What you need to do
Please restate each line of the data below exactly. Omit all images.

---- Input data

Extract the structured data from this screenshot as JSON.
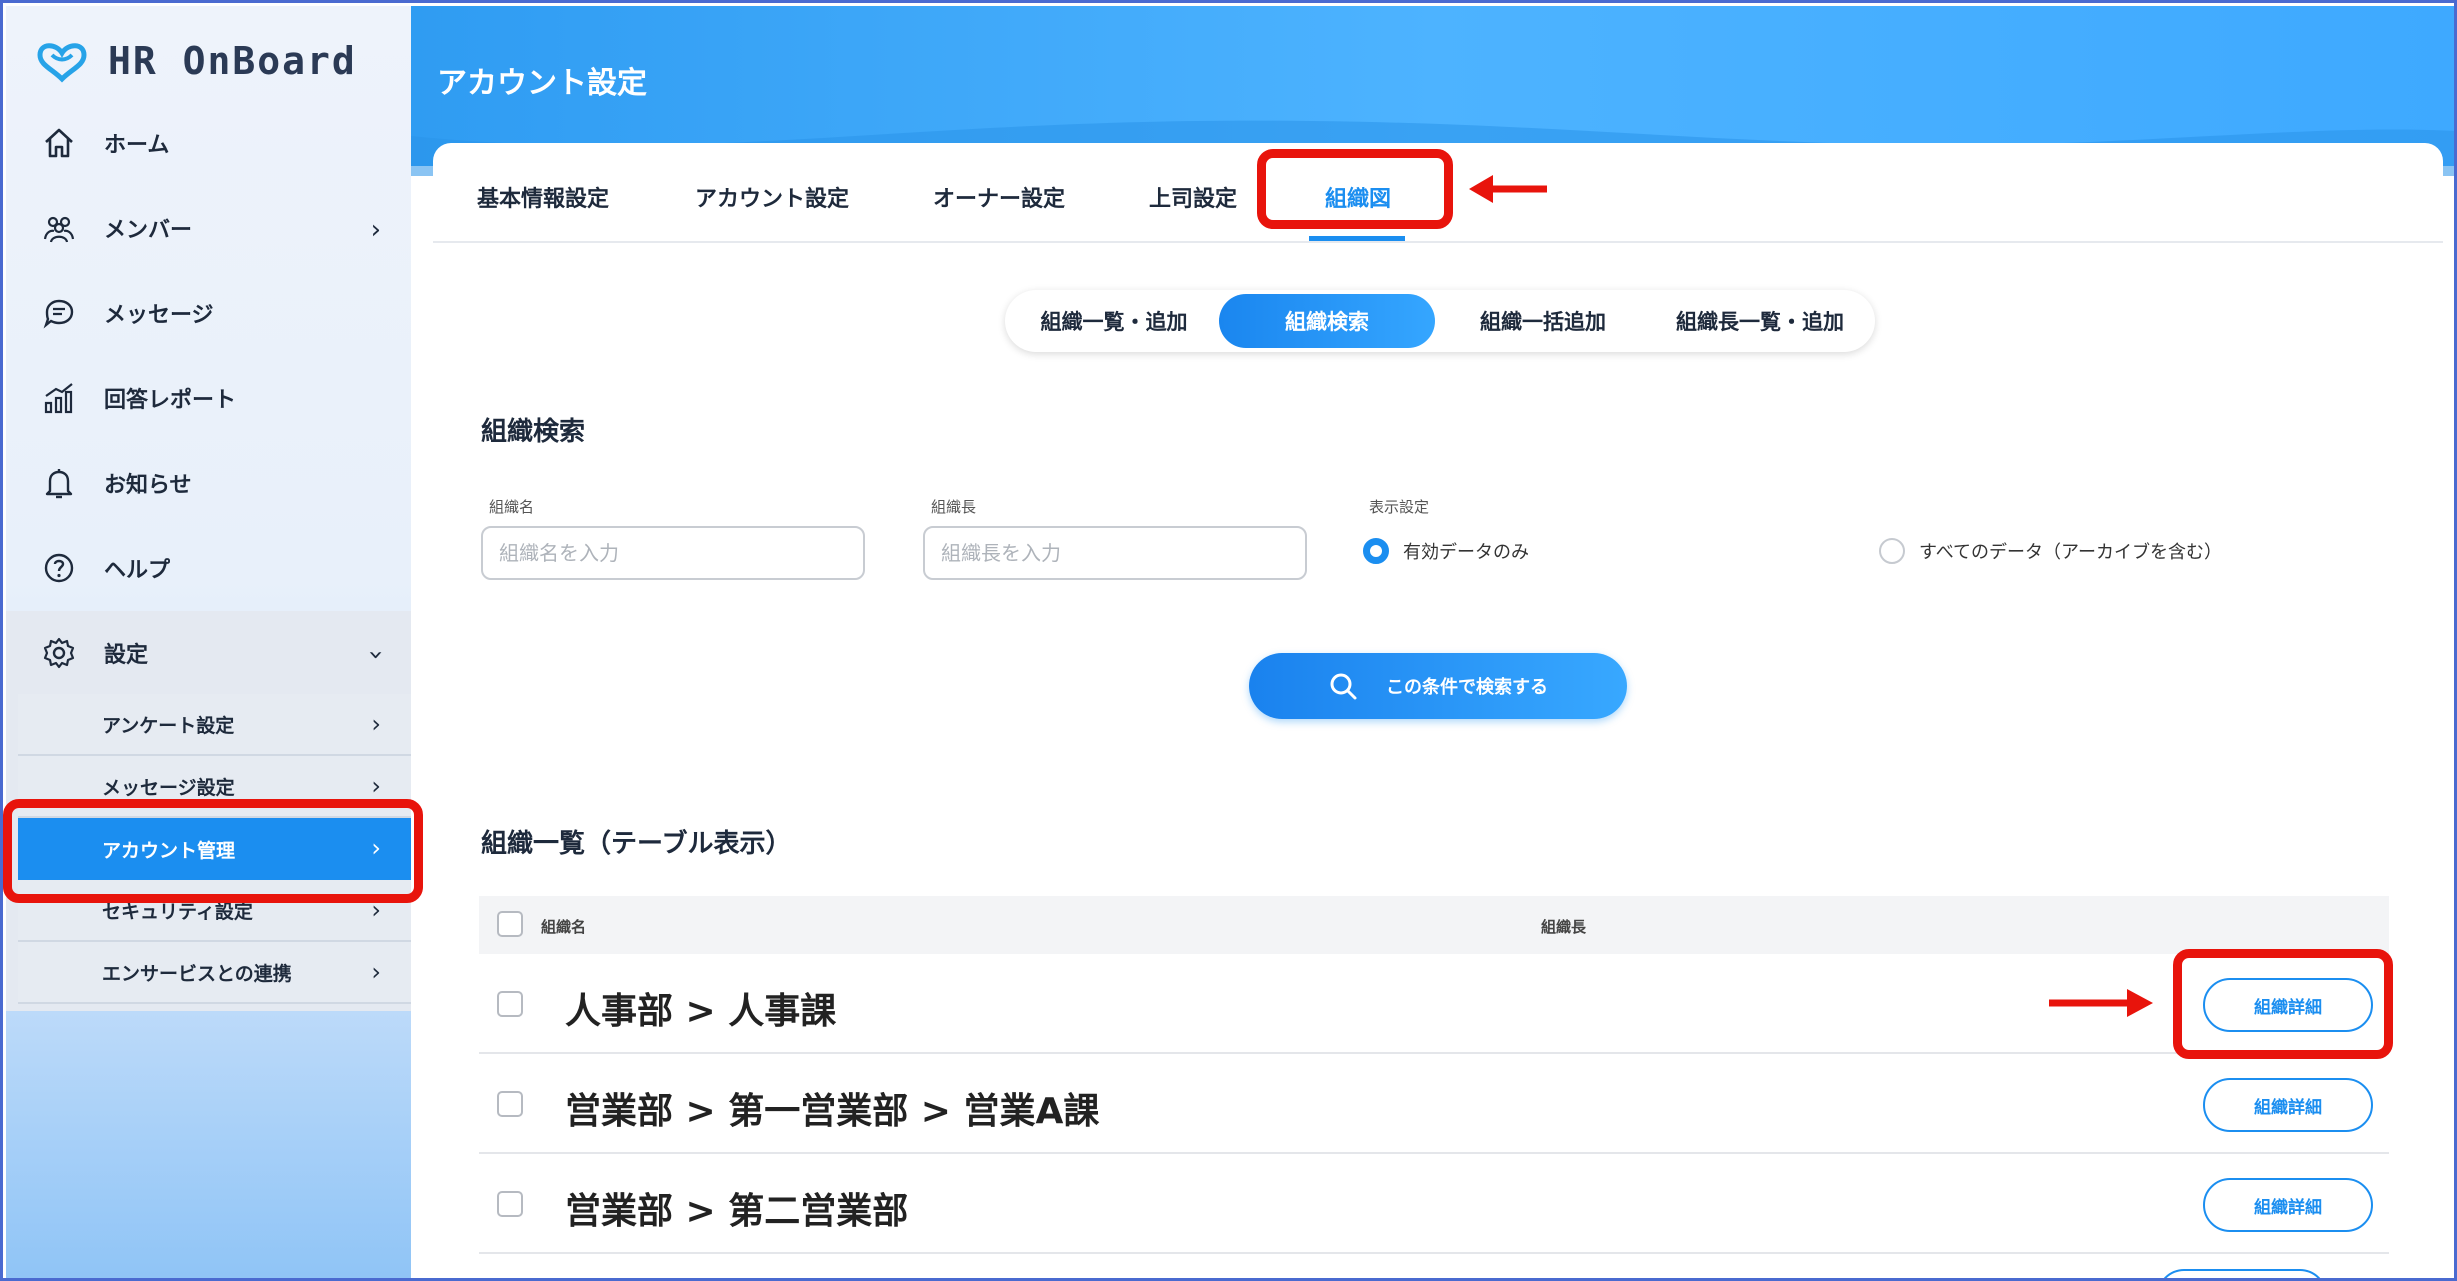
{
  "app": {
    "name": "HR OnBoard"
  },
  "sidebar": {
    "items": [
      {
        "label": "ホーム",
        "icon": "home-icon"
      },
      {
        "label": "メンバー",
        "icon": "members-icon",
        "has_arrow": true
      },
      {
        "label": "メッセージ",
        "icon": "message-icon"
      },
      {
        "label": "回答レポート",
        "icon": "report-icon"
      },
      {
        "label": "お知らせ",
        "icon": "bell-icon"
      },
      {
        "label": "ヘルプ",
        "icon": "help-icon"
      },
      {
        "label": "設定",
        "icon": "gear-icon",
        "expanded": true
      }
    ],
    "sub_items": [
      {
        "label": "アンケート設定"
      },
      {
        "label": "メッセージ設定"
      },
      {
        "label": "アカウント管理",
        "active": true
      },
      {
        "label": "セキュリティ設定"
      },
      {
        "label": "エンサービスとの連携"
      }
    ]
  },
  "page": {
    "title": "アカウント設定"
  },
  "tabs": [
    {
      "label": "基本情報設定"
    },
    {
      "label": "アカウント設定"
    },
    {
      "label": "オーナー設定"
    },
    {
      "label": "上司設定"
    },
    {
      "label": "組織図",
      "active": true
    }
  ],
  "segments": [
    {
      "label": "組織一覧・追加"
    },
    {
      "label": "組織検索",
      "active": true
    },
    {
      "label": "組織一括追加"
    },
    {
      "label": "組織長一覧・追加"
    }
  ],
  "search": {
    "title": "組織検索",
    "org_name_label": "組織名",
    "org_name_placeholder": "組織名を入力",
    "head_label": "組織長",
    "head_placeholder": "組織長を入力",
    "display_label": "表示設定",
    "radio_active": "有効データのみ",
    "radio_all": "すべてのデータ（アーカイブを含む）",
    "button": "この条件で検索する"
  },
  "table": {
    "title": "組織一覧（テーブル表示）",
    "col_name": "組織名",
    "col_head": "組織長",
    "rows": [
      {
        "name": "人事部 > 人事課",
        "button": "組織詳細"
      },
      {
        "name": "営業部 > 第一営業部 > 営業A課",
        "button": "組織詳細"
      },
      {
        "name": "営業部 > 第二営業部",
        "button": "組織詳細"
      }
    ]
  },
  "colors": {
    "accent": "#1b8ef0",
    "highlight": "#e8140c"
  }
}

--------

Response below
Extract the structured data from this screenshot as JSON.
{
  "app": {
    "name": "HR OnBoard"
  },
  "sidebar": {
    "items": [
      {
        "label": "ホーム",
        "icon": "home-icon"
      },
      {
        "label": "メンバー",
        "icon": "members-icon",
        "has_arrow": true
      },
      {
        "label": "メッセージ",
        "icon": "message-icon"
      },
      {
        "label": "回答レポート",
        "icon": "report-icon"
      },
      {
        "label": "お知らせ",
        "icon": "bell-icon"
      },
      {
        "label": "ヘルプ",
        "icon": "help-icon"
      },
      {
        "label": "設定",
        "icon": "gear-icon",
        "expanded": true
      }
    ],
    "sub_items": [
      {
        "label": "アンケート設定"
      },
      {
        "label": "メッセージ設定"
      },
      {
        "label": "アカウント管理",
        "active": true
      },
      {
        "label": "セキュリティ設定"
      },
      {
        "label": "エンサービスとの連携"
      }
    ]
  },
  "page": {
    "title": "アカウント設定"
  },
  "tabs": [
    {
      "label": "基本情報設定"
    },
    {
      "label": "アカウント設定"
    },
    {
      "label": "オーナー設定"
    },
    {
      "label": "上司設定"
    },
    {
      "label": "組織図",
      "active": true
    }
  ],
  "segments": [
    {
      "label": "組織一覧・追加"
    },
    {
      "label": "組織検索",
      "active": true
    },
    {
      "label": "組織一括追加"
    },
    {
      "label": "組織長一覧・追加"
    }
  ],
  "search": {
    "title": "組織検索",
    "org_name_label": "組織名",
    "org_name_placeholder": "組織名を入力",
    "head_label": "組織長",
    "head_placeholder": "組織長を入力",
    "display_label": "表示設定",
    "radio_active": "有効データのみ",
    "radio_all": "すべてのデータ（アーカイブを含む）",
    "button": "この条件で検索する"
  },
  "table": {
    "title": "組織一覧（テーブル表示）",
    "col_name": "組織名",
    "col_head": "組織長",
    "rows": [
      {
        "name": "人事部 > 人事課",
        "button": "組織詳細"
      },
      {
        "name": "営業部 > 第一営業部 > 営業A課",
        "button": "組織詳細"
      },
      {
        "name": "営業部 > 第二営業部",
        "button": "組織詳細"
      }
    ]
  },
  "colors": {
    "accent": "#1b8ef0",
    "highlight": "#e8140c"
  }
}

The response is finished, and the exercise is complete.